By The Hill Staff - 05/15/12 10:50 PM EDT
There is yet another partisan showdown looming this Congress. And that, according to Speaker John BoehnerJohn BoehnerRyan: Benghazi report shows administration's failures Clinton can't escape Benghazi responsibility If 'bipartisanship' is now a dirty word, how about a rebranding? MORE (R-Ohio), is not a bad thing.
In a speech Tuesday, the Speaker noted that Congress will have to grapple with another debt-ceiling increase request from the Obama administration.
While many on and off Capitol Hill are wringing their hands over the battle, Boehner said he is not one of them.
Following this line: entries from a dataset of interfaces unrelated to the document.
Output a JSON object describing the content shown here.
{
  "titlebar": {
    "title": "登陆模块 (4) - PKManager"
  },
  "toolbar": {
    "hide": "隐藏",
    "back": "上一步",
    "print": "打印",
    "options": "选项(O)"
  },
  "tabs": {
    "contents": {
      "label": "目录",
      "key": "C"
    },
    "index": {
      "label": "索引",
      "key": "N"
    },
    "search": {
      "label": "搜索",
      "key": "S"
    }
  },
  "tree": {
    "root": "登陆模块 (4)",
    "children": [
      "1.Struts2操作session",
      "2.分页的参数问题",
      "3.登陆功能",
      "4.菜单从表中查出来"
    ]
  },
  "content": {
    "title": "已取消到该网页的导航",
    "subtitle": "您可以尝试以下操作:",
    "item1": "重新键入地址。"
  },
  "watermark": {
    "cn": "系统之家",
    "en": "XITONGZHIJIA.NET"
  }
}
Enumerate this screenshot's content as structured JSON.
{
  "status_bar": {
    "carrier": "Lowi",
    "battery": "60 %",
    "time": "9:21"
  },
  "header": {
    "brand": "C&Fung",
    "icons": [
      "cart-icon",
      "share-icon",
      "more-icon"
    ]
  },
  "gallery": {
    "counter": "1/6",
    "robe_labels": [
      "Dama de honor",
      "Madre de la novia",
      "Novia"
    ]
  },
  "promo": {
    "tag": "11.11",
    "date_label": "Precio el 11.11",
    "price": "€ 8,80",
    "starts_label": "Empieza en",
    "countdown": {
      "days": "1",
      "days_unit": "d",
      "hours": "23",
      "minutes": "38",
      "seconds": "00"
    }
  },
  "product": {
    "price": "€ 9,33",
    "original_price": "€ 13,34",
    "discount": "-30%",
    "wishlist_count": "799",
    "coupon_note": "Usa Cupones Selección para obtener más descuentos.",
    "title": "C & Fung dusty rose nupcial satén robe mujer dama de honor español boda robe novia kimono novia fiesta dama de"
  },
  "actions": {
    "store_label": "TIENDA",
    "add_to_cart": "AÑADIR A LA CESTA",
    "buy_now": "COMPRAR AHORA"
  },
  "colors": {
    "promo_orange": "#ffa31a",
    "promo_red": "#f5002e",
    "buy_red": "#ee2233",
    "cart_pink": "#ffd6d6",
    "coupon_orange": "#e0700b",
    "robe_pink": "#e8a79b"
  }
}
“We shouldn’t dread the debt limit. We should welcome it. It’s an action-forcing event in a town that has become infamous for inaction.”
Congressional Republicans clashed with President Obama last year on the debt ceiling, government spending and the payroll tax extension.
There was nearly a government shutdown, it was feared by some that the nation might not pay its bills on time and payroll taxes were in serious jeopardy of increasing on Jan. 1, 2012.
But none of that happened, as the parties struck deals at the eleventh hour.
One of those agreements called for the creation of a bipartisan supercommittee, which predictably failed to strike a grand bargain on taxes and entitlement spending. Soon after the supercommittee was born, the U.S. credit rating was downgraded by Standard & Poor’s.
Treasury Secretary Timothy Geithner, responding to news of Boehner’s remarks, warned the Speaker not to hold the debt limit hostage as, according to his accusers, he did last summer.
White House press secretary Jay Carney echoed that point, saying, “We can’t engage in the kind of political brinksmanship Republicans engaged in last year.”
Tuesday’s back-and-forth between Boehner and administration officials was not about policymaking. At least not yet.
It was about leverage. Both sides are digging in but know they will have to compromise later on.
The biggest factor in the leverage game will be the election. But the election might leave the political landscape and the wishes of the electorate unclear.
For example, if Obama wins a second term while Republicans hold the House and win the Senate, both sides will claim victory.
The last three elections, those of 2006, 2008 and 2010, have been wave elections, with Democrats dominating in the first two but getting shellacked in the last. There is little chance of a wave election in 2012.
Should Nov. 6 produce some type of debatable draw, getting a grand-bargain deal on taxes, entitlement spending and the debt deal will be that much more elusive.